Flexible Point Redemption Rates will come into effect partially in March 2022, through the end of that year, and entirely from 2023. Members can continue booking awards at their current off-peak, standard, and peak rates through March 2022.
You can access Marriott Bonvoy here.
READ MORE: Marriott Bonvoy Rate & Bonus Points Offers
Here’s a note that we received from Marriott:
We are announcing the transition to Flexible Point Redemption Rates in March 2022. Rates will more closely resemble hotel rates and give members more flexibility and options to explore our portfolio when redeeming points for stays.
We will add more price points than the fixed off-peak, standard, peak rates for our members to give them more options when they are looking for the best redemption value.
Flexible point redemption rates will mean that more rooms overall will be available for redemption stays because our hotels will be able to better manage room inventory.
The award chart will go away in March; however, we expect redemption rates for nearly all hotels – more than 97% – will continue to range between their current off-peak and peak redemption rates for stays throughout 2022. That means less than 3% of hotels will have redemption rates in a higher range than where they are currently in the award chart. For stays beyond 2022, we will adjust rates based more closely on hotel rates.
Between now and March, the current award chart with peak off, standard, and peak rates remains in place.
A few things to note here:
Bonvoy expects that 97% of the hotels will require the number of points somewhere along the lines of their current off-peak and peak awards IN 2022.
When the Flexible Point Redemption Rates are fully rolled out in 2023, I assume that most hotels where members redeem their points will require more than today when the point rates go hand in hand with the paid ones.
Pros & Cons of dynamically priced hotel awards:
Accor, Hilton (premium room awards), and IHG have moved to entirely or partially dynamically priced hotel awards, making aspirational ones very expensive points-wise.

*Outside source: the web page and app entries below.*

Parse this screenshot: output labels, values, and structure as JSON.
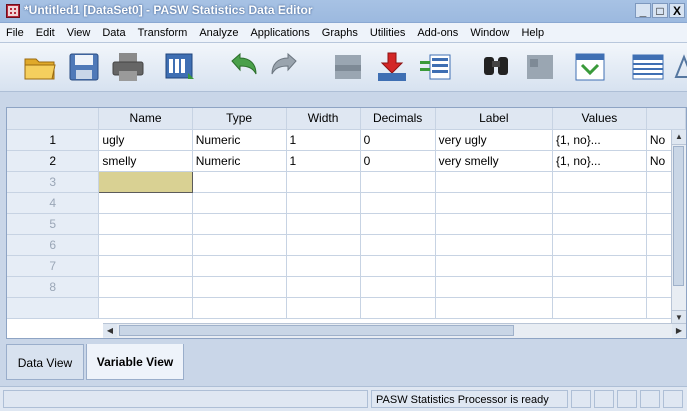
{
  "window": {
    "title": "*Untitled1 [DataSet0] - PASW Statistics Data Editor",
    "minimize": "_",
    "restore": "□",
    "close": "X"
  },
  "menu": [
    "File",
    "Edit",
    "View",
    "Data",
    "Transform",
    "Analyze",
    "Applications",
    "Graphs",
    "Utilities",
    "Add-ons",
    "Window",
    "Help"
  ],
  "toolbar": [
    "open-folder-icon",
    "save-icon",
    "print-icon",
    "dialog-recall-icon",
    "undo-icon",
    "redo-icon",
    "goto-case-icon",
    "goto-variable-icon",
    "variables-icon",
    "find-icon",
    "insert-cases-icon",
    "split-file-icon",
    "weight-cases-icon",
    "value-labels-icon"
  ],
  "grid": {
    "columns": [
      "Name",
      "Type",
      "Width",
      "Decimals",
      "Label",
      "Values",
      ""
    ],
    "rows": [
      {
        "num": "1",
        "cells": [
          "ugly",
          "Numeric",
          "1",
          "0",
          "very ugly",
          "{1, no}...",
          "No"
        ]
      },
      {
        "num": "2",
        "cells": [
          "smelly",
          "Numeric",
          "1",
          "0",
          "very smelly",
          "{1, no}...",
          "No"
        ]
      },
      {
        "num": "3",
        "cells": [
          "",
          "",
          "",
          "",
          "",
          "",
          ""
        ]
      },
      {
        "num": "4",
        "cells": [
          "",
          "",
          "",
          "",
          "",
          "",
          ""
        ]
      },
      {
        "num": "5",
        "cells": [
          "",
          "",
          "",
          "",
          "",
          "",
          ""
        ]
      },
      {
        "num": "6",
        "cells": [
          "",
          "",
          "",
          "",
          "",
          "",
          ""
        ]
      },
      {
        "num": "7",
        "cells": [
          "",
          "",
          "",
          "",
          "",
          "",
          ""
        ]
      },
      {
        "num": "8",
        "cells": [
          "",
          "",
          "",
          "",
          "",
          "",
          ""
        ]
      }
    ]
  },
  "tabs": {
    "data_view": "Data View",
    "variable_view": "Variable View"
  },
  "status": {
    "processor": "PASW Statistics Processor is ready"
  },
  "colors": {
    "selected_cell": "#d9d193",
    "title_bar": "#9cb9df"
  }
}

You can read more at our previous article here:
- The price of the award fluctuates with the paid rates.
- Usually, all the taxes and fees, including resort ones, are included.
- You can use your points towards multiple rate types (Accor).

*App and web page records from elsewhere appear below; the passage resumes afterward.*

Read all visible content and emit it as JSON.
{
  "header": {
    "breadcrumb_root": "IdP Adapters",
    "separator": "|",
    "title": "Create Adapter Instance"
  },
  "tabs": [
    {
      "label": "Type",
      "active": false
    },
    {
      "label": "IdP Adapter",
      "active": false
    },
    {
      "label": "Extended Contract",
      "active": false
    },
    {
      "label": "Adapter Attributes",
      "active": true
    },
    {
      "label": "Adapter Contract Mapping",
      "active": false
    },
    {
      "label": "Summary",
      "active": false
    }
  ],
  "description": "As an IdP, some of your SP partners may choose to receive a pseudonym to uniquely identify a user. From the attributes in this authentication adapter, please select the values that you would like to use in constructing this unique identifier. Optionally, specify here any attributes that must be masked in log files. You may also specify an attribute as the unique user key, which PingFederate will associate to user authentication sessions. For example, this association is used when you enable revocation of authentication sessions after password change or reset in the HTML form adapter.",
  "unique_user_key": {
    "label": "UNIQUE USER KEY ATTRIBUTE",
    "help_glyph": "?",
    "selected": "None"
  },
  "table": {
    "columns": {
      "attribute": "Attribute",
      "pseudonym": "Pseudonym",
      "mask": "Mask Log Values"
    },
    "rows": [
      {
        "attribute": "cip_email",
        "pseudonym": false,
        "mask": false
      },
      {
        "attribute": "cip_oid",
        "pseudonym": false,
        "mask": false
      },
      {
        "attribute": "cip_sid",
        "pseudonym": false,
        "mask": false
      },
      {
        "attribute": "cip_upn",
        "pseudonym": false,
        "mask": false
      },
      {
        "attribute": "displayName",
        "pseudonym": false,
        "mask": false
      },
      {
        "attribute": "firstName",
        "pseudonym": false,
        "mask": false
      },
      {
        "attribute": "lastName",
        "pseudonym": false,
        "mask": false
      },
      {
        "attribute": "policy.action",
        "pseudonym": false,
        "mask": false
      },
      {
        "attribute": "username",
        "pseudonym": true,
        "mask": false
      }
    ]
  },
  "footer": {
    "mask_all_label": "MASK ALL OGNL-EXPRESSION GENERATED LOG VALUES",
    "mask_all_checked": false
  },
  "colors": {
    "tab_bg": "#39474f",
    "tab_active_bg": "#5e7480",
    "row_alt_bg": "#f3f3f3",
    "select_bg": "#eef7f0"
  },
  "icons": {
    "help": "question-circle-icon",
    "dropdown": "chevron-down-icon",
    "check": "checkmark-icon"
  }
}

- Simplifies the program – makes it easier to understand for a casual member.
- You can mix and match points and cash.
- No need for the program to adjust hotel categories annually.

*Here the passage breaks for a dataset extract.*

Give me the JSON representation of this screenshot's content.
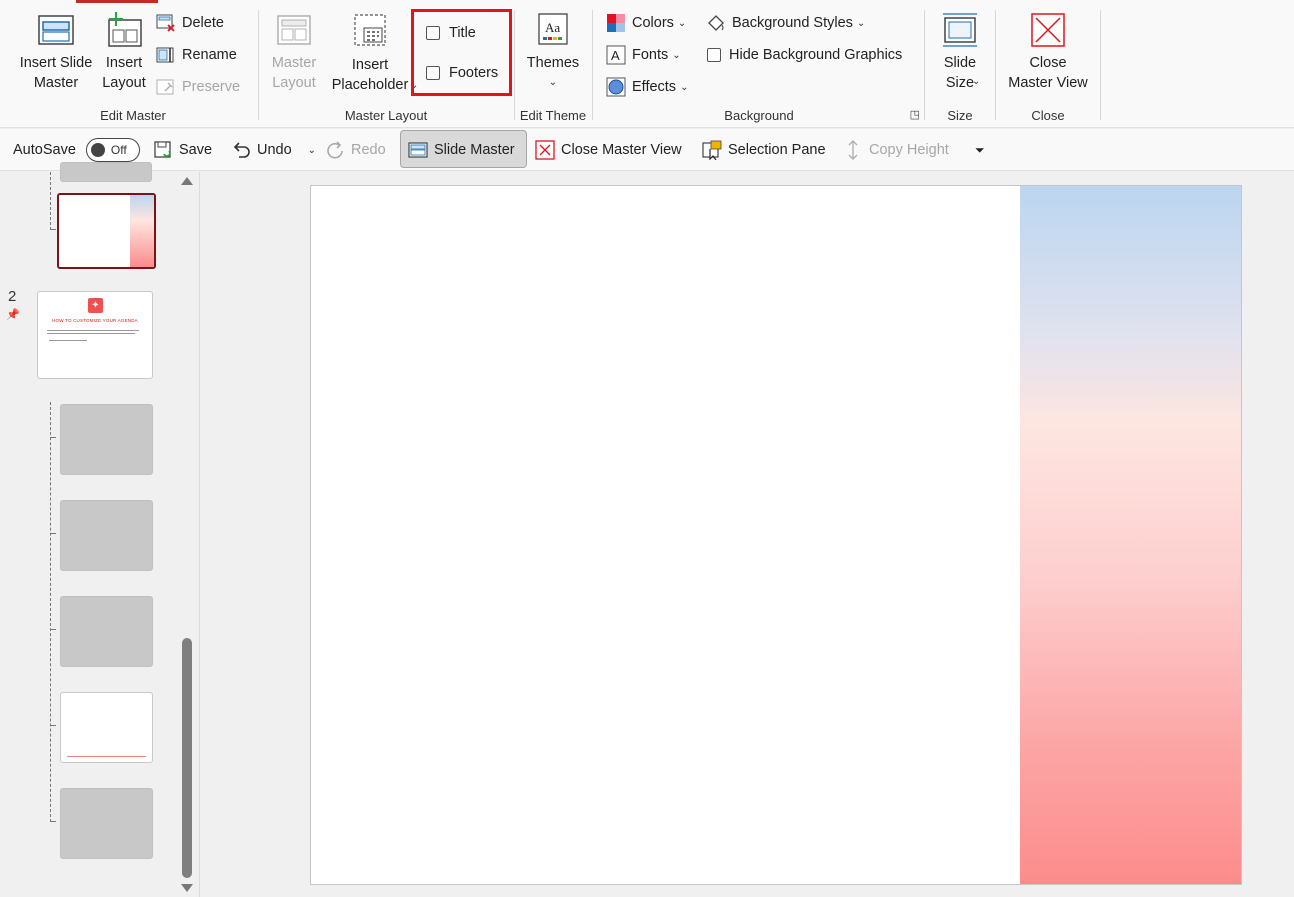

- It sucks all the fun of the program, making it essentially a cashback one.
- Stays at aspirational properties become extremely expensive in terms of points required.
- No point in swiping affiliated credit cards – cashback is better.
- You end up paying all the taxes, service, and resort fees that the hotel usually collects on paid rates that are generally excluded from awards.
- Cancellation rates are in hand with the paid rates, while static awards are USUALLY flexible.
- Free night certificates issued by cobranded credit cards must have a cash maximum.
- The number of points for awards wildly fluctuates with the paid rates.
- You can only use points towards most publicly available rates (some deeply discounted may be excluded like Accor).
- You likely earn free nights faster by using OTA programs or merely booking the cheapest rate available that hotel programs rarely match (10% to 30% off).
Current Award Chart:
Marriott Bonvoy awards are semi-dynamic already, considering that a hotel in each category has SIX different point requirements depending on OFF-PEAK, STANDARD, and PEAK combined with Saver and Standard.
You can already redeem Marriott Bonvoy points for Instant Rewards that you can use to offset your folio expenses:
The value of a Marriott Bonvoy point is 0.4 cents each, which is well in line with what IHG and Hilton points are worth.
How I expect Marriott’s new system to work:
You can currently book a five-night award stay for 400,000 points that would cost $12,405 if paid in cash with taxes/fees included.
When you move to fully dynamically priced awards and value Marriott Bonvoy point at 0.6 cents each, this same award would cost 2,067,500 points, an increase of 417%.
Le Meridien Bangkok
You could stay at the Le Meridien Bangkok for 120,000 points or pay 23,071 THB ($697). The price using points if you value Marriott Bonvoy point at 0.6 cents each would be 116,167 points.
Marriott Bonvoy members should evaluate if swiping cobranded cards from Chase, American Express, and others (there are cobranded cards outside of the US too) makes much sense after this move because they have essentially become cashback cards but with only one redemption option.
I would assume that Marriott will do something soon with the airline partner redemptions because they are the way to go after this round of devaluation. Surely, Marriott doesn’t want cash going out from the system to the airlines.
Dynamically priced awards make the planning of award stays increasingly difficult because the paid rates can fluctuate wildly, and so will the point requirements if they go precisely hand in hand. Also, the timing of award reservations becomes vital due to rate fluctuations.